Page 2 - The Tech News Debris for the Week of March 30
According to the FBI, it is incredibly obnoxious for smartphone users to encrypt their communications. For our safety, we should dispense with secure transactions so that nothing escapes the FBI's attentions. Encryption is actually dangerous, according to U.S. Representative John Carter, the chairman of the subcommittee on Homeland Security.
Here's the story: "The FBI Would Like Us All to Unencrypt Our Phones."
It's just a rumor, but when independent rumors continue to build, one has to take notice. This one is for the mythical (but I think almost certain) "iPad Pro." See: "Rumor: Apple's jumbo 'iPad Pro' allegedly shown in spy shots with potential second port."

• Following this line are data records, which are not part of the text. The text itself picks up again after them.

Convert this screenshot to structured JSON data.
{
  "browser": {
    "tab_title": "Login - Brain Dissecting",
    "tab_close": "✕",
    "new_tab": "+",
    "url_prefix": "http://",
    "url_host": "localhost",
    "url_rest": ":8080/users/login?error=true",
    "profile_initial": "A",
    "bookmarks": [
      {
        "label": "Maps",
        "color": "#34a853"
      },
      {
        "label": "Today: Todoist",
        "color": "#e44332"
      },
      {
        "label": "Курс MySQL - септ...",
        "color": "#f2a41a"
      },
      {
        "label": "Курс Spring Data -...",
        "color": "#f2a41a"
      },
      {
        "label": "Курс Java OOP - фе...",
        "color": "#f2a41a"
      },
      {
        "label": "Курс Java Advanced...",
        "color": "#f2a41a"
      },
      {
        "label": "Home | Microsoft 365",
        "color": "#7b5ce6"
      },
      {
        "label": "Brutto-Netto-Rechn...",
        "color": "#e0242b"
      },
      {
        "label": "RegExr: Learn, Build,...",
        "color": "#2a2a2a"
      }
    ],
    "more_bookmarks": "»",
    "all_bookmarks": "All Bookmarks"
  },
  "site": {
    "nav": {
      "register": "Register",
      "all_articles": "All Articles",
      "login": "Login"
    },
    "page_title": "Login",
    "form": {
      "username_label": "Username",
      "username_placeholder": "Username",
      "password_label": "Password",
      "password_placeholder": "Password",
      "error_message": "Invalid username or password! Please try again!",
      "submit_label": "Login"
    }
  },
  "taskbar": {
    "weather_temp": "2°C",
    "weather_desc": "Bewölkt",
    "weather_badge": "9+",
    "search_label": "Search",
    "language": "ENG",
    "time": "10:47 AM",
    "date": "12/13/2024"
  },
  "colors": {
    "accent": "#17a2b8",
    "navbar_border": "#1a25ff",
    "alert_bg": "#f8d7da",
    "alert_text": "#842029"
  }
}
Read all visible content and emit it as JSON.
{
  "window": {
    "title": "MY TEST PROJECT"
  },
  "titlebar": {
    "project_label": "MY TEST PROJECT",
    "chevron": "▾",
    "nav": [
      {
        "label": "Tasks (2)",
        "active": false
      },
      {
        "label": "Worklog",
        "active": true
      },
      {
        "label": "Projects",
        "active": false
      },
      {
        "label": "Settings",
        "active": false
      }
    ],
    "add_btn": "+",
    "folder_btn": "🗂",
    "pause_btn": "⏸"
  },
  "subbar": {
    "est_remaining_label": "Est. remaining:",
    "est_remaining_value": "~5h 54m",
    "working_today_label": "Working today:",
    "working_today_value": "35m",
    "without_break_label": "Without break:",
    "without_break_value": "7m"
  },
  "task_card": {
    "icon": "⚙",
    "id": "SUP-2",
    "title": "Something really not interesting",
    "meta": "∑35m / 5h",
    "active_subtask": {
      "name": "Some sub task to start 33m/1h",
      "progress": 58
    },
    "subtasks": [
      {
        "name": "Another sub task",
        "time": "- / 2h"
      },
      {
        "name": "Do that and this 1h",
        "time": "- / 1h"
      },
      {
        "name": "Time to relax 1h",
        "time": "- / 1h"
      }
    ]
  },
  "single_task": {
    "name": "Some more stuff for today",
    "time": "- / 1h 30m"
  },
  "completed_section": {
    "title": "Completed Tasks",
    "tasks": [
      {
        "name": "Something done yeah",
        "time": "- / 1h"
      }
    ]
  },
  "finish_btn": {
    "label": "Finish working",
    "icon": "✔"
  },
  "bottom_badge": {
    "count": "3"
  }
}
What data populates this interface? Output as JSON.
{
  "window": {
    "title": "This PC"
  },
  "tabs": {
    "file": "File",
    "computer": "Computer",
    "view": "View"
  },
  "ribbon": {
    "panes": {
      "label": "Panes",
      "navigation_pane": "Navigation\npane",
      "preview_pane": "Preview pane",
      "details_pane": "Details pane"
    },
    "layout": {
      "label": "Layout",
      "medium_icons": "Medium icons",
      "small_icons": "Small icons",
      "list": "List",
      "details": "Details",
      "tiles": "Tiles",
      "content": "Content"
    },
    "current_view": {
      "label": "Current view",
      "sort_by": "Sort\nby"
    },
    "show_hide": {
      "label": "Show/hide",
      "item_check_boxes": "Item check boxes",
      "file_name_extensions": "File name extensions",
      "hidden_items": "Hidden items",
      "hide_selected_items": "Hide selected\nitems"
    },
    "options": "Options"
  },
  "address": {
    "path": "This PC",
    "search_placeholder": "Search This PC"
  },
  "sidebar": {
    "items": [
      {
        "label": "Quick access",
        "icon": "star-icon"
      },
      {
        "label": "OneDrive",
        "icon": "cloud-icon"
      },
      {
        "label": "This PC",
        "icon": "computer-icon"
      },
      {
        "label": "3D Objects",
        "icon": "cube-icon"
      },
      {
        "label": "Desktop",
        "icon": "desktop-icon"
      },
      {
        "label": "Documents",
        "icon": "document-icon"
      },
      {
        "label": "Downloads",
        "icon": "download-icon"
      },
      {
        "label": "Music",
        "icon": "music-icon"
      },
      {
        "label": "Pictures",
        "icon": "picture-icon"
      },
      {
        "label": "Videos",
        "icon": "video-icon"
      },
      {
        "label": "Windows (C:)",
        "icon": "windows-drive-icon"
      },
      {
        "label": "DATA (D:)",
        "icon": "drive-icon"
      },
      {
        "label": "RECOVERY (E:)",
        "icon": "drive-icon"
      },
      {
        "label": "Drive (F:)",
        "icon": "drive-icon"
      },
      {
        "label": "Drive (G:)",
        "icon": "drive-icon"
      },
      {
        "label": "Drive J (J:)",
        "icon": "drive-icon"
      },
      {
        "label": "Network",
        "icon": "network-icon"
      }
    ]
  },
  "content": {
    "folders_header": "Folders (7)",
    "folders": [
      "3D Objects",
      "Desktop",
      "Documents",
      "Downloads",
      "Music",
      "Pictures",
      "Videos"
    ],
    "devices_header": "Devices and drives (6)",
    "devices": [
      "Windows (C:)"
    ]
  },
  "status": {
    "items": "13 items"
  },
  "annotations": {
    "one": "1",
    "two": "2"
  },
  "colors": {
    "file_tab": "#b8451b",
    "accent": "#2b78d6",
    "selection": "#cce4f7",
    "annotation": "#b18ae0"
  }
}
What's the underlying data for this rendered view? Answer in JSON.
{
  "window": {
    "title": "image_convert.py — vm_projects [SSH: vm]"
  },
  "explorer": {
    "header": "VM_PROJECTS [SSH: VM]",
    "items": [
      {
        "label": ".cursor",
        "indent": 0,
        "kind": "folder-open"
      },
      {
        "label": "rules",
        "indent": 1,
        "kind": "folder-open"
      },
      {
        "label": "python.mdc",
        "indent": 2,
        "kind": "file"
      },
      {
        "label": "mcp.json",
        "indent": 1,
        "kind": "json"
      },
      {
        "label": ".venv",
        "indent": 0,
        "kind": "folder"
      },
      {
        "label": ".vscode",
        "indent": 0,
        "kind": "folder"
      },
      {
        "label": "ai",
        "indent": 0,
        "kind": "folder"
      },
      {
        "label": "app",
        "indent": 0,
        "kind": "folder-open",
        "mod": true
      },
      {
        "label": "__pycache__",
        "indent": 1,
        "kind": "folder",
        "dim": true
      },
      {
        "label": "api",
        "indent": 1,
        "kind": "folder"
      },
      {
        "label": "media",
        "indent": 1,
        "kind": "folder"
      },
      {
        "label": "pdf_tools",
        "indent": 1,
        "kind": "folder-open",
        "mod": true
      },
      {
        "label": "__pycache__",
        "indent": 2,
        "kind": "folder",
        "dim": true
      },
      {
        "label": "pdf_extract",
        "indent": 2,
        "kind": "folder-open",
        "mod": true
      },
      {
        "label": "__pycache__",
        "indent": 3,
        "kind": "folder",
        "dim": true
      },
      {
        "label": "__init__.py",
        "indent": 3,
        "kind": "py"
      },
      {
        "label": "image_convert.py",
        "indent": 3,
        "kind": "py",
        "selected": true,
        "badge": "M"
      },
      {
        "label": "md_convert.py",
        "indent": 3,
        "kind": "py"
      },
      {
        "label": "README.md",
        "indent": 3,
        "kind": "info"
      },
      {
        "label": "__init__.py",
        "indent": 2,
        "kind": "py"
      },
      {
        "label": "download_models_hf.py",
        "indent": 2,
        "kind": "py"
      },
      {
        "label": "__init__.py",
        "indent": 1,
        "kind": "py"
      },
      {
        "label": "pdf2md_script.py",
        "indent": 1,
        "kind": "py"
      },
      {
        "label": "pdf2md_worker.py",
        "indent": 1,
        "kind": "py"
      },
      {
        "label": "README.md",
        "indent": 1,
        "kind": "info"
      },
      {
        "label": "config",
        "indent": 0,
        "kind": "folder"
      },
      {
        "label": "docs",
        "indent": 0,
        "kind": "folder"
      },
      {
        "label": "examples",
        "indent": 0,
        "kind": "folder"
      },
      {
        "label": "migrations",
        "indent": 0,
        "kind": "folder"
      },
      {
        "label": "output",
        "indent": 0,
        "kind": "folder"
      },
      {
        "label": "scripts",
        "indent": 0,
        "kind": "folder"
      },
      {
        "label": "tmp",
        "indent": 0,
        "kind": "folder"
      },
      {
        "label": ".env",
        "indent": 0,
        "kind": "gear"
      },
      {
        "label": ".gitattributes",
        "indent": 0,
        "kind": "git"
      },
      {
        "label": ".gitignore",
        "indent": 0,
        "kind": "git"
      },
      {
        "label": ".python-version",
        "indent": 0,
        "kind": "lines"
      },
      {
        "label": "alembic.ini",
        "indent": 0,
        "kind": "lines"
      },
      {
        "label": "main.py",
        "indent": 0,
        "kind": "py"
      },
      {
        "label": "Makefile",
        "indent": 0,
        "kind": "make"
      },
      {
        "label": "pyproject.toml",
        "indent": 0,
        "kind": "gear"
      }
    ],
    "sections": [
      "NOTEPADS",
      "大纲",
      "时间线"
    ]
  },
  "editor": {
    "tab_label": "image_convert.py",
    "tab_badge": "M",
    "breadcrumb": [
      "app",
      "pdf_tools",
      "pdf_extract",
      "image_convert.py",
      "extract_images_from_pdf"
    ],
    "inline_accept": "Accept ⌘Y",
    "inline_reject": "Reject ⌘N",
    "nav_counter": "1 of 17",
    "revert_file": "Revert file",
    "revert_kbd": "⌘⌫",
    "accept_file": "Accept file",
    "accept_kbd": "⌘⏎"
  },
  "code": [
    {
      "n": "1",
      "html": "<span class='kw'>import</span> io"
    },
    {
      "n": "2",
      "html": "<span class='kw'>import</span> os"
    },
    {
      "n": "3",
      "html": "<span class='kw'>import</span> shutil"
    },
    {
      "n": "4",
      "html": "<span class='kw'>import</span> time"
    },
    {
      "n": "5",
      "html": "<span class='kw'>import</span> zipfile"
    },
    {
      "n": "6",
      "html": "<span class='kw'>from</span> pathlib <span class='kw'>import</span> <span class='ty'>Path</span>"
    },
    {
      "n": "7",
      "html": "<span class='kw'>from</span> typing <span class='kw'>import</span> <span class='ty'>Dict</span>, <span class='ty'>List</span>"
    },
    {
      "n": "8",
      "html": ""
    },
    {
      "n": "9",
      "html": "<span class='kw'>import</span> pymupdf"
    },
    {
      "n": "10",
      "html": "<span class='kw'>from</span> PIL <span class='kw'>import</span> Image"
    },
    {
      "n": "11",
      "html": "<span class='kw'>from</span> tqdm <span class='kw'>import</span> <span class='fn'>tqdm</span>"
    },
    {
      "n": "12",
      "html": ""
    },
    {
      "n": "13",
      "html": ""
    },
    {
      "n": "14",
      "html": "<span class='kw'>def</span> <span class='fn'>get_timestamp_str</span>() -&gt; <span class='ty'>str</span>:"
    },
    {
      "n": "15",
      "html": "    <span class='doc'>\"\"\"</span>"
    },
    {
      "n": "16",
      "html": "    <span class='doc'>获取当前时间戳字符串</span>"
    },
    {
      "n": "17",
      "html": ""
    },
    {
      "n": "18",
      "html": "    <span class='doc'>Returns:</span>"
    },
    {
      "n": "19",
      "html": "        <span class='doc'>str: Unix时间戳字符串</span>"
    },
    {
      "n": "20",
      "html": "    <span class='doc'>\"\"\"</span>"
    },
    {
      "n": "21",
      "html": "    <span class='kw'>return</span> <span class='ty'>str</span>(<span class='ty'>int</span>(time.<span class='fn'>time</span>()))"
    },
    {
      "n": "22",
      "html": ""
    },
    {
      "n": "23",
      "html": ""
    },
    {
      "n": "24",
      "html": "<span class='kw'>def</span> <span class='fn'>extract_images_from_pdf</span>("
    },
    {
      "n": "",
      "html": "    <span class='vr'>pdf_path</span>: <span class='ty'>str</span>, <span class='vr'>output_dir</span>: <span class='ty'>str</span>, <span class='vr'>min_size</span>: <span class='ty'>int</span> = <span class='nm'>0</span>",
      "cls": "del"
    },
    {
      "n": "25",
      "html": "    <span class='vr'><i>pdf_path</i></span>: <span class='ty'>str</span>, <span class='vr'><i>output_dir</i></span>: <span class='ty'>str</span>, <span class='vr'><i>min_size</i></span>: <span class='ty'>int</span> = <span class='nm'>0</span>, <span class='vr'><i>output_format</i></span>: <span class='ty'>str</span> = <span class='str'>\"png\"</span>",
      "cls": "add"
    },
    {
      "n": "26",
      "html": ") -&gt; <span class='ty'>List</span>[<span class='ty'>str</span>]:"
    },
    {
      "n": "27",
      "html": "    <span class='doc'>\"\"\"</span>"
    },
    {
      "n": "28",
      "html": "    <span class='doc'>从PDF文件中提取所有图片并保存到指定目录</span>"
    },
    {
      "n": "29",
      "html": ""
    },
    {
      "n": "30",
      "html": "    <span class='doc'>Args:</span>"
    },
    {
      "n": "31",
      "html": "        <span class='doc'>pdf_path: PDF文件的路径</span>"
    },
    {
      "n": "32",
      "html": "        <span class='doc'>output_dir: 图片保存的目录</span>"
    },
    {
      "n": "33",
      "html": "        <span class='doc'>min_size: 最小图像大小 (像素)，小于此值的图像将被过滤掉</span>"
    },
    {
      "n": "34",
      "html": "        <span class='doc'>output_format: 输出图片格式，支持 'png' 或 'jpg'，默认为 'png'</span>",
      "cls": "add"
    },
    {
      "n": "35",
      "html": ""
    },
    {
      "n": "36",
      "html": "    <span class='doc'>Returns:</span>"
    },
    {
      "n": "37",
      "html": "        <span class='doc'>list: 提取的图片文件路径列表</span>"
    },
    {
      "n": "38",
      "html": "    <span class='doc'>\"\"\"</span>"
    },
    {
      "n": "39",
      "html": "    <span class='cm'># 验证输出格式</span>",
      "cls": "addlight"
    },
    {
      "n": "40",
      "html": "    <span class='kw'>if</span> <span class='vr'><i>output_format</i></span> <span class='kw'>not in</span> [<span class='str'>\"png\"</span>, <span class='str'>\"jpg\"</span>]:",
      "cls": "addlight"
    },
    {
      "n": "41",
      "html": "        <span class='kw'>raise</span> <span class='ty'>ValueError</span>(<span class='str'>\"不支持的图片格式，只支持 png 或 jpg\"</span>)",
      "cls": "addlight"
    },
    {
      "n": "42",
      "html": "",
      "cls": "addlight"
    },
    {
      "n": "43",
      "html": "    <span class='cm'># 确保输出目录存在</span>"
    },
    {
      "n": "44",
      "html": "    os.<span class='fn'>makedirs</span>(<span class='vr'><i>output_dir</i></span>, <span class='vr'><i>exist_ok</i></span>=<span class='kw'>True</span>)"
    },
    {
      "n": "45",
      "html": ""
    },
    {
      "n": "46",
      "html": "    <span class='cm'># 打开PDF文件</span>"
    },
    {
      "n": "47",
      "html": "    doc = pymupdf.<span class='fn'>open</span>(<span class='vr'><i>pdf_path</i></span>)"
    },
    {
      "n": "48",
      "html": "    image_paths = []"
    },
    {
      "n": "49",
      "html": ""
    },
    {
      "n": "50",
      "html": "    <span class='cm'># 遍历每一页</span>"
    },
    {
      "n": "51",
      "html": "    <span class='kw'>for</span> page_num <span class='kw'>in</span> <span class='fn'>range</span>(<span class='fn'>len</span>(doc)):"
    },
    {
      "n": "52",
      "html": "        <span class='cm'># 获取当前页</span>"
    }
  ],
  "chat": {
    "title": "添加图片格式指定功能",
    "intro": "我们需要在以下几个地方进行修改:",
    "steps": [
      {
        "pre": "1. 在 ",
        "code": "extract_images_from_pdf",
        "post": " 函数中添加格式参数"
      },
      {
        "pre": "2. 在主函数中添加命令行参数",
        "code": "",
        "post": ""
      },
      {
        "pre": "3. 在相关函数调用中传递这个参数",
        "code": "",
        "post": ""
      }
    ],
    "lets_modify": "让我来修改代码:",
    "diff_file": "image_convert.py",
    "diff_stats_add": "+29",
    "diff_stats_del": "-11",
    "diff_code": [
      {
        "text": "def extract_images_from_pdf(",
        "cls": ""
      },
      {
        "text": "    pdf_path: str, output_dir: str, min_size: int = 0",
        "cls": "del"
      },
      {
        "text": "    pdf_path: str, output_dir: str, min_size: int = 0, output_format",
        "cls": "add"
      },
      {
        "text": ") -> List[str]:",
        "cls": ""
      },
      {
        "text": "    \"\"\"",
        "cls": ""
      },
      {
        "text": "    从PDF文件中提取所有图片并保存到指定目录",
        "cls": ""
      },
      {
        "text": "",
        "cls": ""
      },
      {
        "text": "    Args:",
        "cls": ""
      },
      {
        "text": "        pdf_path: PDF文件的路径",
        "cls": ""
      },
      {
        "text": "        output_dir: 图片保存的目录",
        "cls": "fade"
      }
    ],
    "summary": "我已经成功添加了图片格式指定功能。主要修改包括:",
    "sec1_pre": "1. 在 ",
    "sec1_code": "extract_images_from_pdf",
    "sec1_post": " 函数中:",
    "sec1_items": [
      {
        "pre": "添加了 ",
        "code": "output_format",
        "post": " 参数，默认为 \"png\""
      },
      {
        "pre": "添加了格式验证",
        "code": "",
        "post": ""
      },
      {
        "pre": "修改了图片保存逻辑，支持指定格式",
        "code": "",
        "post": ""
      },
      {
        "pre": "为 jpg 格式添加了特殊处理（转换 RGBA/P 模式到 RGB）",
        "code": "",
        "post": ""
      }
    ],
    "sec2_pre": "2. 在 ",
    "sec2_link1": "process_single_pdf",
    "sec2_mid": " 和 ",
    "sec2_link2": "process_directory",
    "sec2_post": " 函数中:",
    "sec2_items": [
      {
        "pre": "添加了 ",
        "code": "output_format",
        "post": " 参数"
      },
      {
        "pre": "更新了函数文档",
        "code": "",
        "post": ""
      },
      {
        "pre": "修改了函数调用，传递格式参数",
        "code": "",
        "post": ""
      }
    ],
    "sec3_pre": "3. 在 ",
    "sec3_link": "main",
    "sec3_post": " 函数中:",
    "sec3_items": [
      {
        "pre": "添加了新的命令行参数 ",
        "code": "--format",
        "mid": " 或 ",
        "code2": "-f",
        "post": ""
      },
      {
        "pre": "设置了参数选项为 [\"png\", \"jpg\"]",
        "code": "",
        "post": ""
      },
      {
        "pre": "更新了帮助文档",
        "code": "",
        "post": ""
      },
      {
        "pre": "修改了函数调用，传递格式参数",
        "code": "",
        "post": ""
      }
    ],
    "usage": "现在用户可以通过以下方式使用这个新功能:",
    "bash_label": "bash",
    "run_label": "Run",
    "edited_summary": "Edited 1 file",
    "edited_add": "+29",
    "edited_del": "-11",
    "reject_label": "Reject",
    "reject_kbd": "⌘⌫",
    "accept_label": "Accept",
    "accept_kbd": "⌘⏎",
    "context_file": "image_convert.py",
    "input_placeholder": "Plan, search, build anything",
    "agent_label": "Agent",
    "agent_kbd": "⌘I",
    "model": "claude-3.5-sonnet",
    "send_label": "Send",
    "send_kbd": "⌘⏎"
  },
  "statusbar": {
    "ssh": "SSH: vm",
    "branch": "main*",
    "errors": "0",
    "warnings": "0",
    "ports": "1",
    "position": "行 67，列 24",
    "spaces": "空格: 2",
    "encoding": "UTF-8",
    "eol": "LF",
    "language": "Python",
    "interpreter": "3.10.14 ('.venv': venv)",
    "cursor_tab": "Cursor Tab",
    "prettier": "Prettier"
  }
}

There's always a story behind the story and always a reason for what Apple does. Good reporting doesn't jump to conclusions based on face value, but digs for the facts. So it was refreshing to see this informative article by Peter Kafka at Recode who explains why, "Apple Asks TV Programmers to Supply Their Own Streams for Apple’s TV Service."
Image credit: Apple
Are you thinking about an Apple Watch? Are you intrigued by what may be coming down the road? Jordan Kahn at 9to5Mac does a nice job of exploring the possible future of the Apple Watch. "Envisioning Apple’s next-gen Watch: new materials, sensors, price points, & more."
While you may not be particularly interested in IBM enterprise apps, you should be interested in how well Apple is working with IBM and how well Apple is succeeding in the enterprise. See, for example, another good article from 9to5Mac : "Apple + IBM add 8 new enterprise iOS apps, first for industrial products & healthcare industries."
Finally, if you read Jeff Gamet's introduction to Amazon's Dash buttons, then you will surely enjoy The New Yorker's humorous social commentary. "The Horror of Amazon’s New Dash Button." Cognitive dissonance often arises when the excesses of business fly in the face of (or try to modify) human nature, and that always opens the door for sharp and insightful social commentary. Enjoy.
Particle Debris is a generally a mix of John Martellaro's observations and opinions about a standout event or article of the week (preamble on page one) followed by a discussion of articles that didn't make the TMO headlines, the technical news debris. The column is published most every Friday except for holidays.